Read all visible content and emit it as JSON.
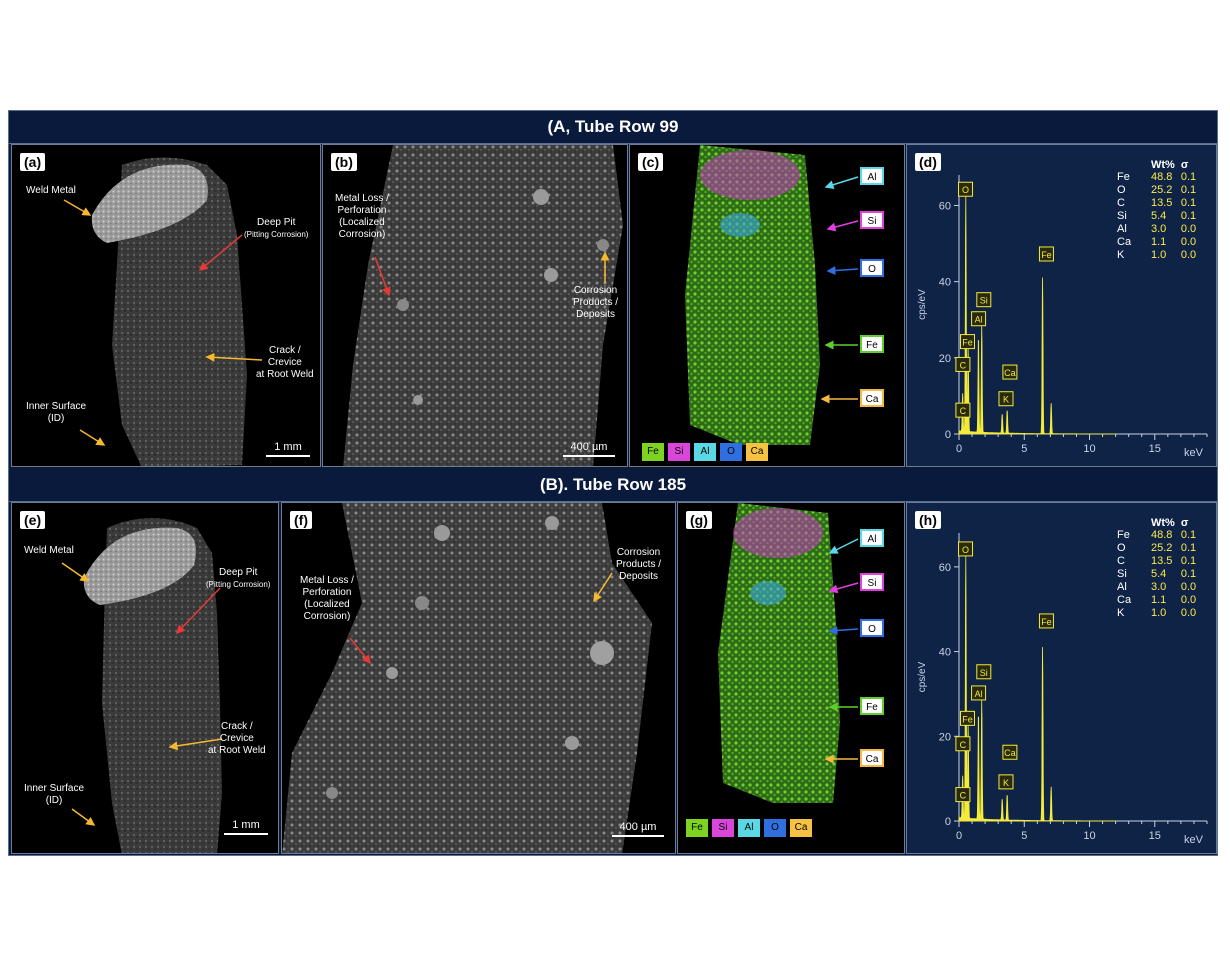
{
  "rows": [
    {
      "header": "(A, Tube Row 99",
      "panels": {
        "sem_low": {
          "letter": "(a)",
          "weld_metal": "Weld Metal",
          "deep_pit": "Deep Pit",
          "deep_pit_sub": "(Pitting Corrosion)",
          "crack": "Crack /\nCrevice\nat Root Weld",
          "inner_surface": "Inner Surface\n(ID)",
          "scale": "1 mm"
        },
        "sem_high": {
          "letter": "(b)",
          "metal_loss": "Metal Loss /\nPerforation\n(Localized\nCorrosion)",
          "corrosion_products": "Corrosion\nProducts /\nDeposits",
          "scale": "400 µm"
        },
        "map": {
          "letter": "(c)"
        },
        "eds": {
          "letter": "(d)"
        }
      }
    },
    {
      "header": "(B). Tube Row 185",
      "panels": {
        "sem_low": {
          "letter": "(e)",
          "weld_metal": "Weld Metal",
          "deep_pit": "Deep Pit",
          "deep_pit_sub": "(Pitting Corrosion)",
          "crack": "Crack /\nCrevice\nat Root Weld",
          "inner_surface": "Inner Surface\n(ID)",
          "scale": "1 mm"
        },
        "sem_high": {
          "letter": "(f)",
          "metal_loss": "Metal Loss /\nPerforation\n(Localized\nCorrosion)",
          "corrosion_products": "Corrosion\nProducts /\nDeposits",
          "scale": "400 µm"
        },
        "map": {
          "letter": "(g)"
        },
        "eds": {
          "letter": "(h)"
        }
      }
    }
  ],
  "map_labels": [
    "Al",
    "Si",
    "O",
    "Fe",
    "Ca"
  ],
  "legend": [
    {
      "el": "Fe",
      "color": "#7ed321"
    },
    {
      "el": "Si",
      "color": "#d946d9"
    },
    {
      "el": "Al",
      "color": "#5ad8e6"
    },
    {
      "el": "O",
      "color": "#2f6fe0"
    },
    {
      "el": "Ca",
      "color": "#f5c242"
    }
  ],
  "element_colors": {
    "Al": "#5ad8e6",
    "Si": "#e040e0",
    "O": "#2f6fe0",
    "Fe": "#5fcf2a",
    "Ca": "#f5b942"
  },
  "eds_axes": {
    "ylabel": "cps/eV",
    "xunit": "keV",
    "yticks": [
      "0",
      "20",
      "40",
      "60"
    ],
    "xticks": [
      "0",
      "5",
      "10",
      "15"
    ]
  },
  "wt_table": {
    "header": [
      "",
      "Wt%",
      "σ"
    ],
    "rows": [
      [
        "Fe",
        "48.8",
        "0.1"
      ],
      [
        "O",
        "25.2",
        "0.1"
      ],
      [
        "C",
        "13.5",
        "0.1"
      ],
      [
        "Si",
        "5.4",
        "0.1"
      ],
      [
        "Al",
        "3.0",
        "0.0"
      ],
      [
        "Ca",
        "1.1",
        "0.0"
      ],
      [
        "K",
        "1.0",
        "0.0"
      ]
    ]
  },
  "chart_data": [
    {
      "type": "line",
      "title": "",
      "xlabel": "keV",
      "ylabel": "cps/eV",
      "xlim": [
        0,
        19
      ],
      "ylim": [
        0,
        68
      ],
      "peaks": [
        {
          "label": "C",
          "x": 0.28,
          "y": 10
        },
        {
          "label": "O",
          "x": 0.52,
          "y": 62
        },
        {
          "label": "Fe",
          "x": 0.7,
          "y": 22
        },
        {
          "label": "Al",
          "x": 1.49,
          "y": 25
        },
        {
          "label": "Si",
          "x": 1.74,
          "y": 28
        },
        {
          "label": "K",
          "x": 3.31,
          "y": 5
        },
        {
          "label": "Ca",
          "x": 3.69,
          "y": 6
        },
        {
          "label": "Fe",
          "x": 6.4,
          "y": 41
        },
        {
          "label": "Fe",
          "x": 7.06,
          "y": 8
        }
      ],
      "peak_labels": [
        {
          "label": "O",
          "x": 0.5,
          "y": 64
        },
        {
          "label": "Si",
          "x": 1.9,
          "y": 35
        },
        {
          "label": "Al",
          "x": 1.5,
          "y": 30
        },
        {
          "label": "Fe",
          "x": 0.65,
          "y": 24
        },
        {
          "label": "C",
          "x": 0.3,
          "y": 18
        },
        {
          "label": "Ca",
          "x": 3.9,
          "y": 16
        },
        {
          "label": "K",
          "x": 3.6,
          "y": 9
        },
        {
          "label": "C",
          "x": 0.3,
          "y": 6
        },
        {
          "label": "Fe",
          "x": 6.7,
          "y": 47
        }
      ]
    },
    {
      "type": "line",
      "title": "",
      "xlabel": "keV",
      "ylabel": "cps/eV",
      "xlim": [
        0,
        19
      ],
      "ylim": [
        0,
        68
      ],
      "peaks": [
        {
          "label": "C",
          "x": 0.28,
          "y": 10
        },
        {
          "label": "O",
          "x": 0.52,
          "y": 62
        },
        {
          "label": "Fe",
          "x": 0.7,
          "y": 22
        },
        {
          "label": "Al",
          "x": 1.49,
          "y": 25
        },
        {
          "label": "Si",
          "x": 1.74,
          "y": 28
        },
        {
          "label": "K",
          "x": 3.31,
          "y": 5
        },
        {
          "label": "Ca",
          "x": 3.69,
          "y": 6
        },
        {
          "label": "Fe",
          "x": 6.4,
          "y": 41
        },
        {
          "label": "Fe",
          "x": 7.06,
          "y": 8
        }
      ],
      "peak_labels": [
        {
          "label": "O",
          "x": 0.5,
          "y": 64
        },
        {
          "label": "Si",
          "x": 1.9,
          "y": 35
        },
        {
          "label": "Al",
          "x": 1.5,
          "y": 30
        },
        {
          "label": "Fe",
          "x": 0.65,
          "y": 24
        },
        {
          "label": "C",
          "x": 0.3,
          "y": 18
        },
        {
          "label": "Ca",
          "x": 3.9,
          "y": 16
        },
        {
          "label": "K",
          "x": 3.6,
          "y": 9
        },
        {
          "label": "C",
          "x": 0.3,
          "y": 6
        },
        {
          "label": "Fe",
          "x": 6.7,
          "y": 47
        }
      ]
    }
  ]
}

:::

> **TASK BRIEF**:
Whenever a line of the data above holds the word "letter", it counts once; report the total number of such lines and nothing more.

> **OUTPUT BELOW**:
8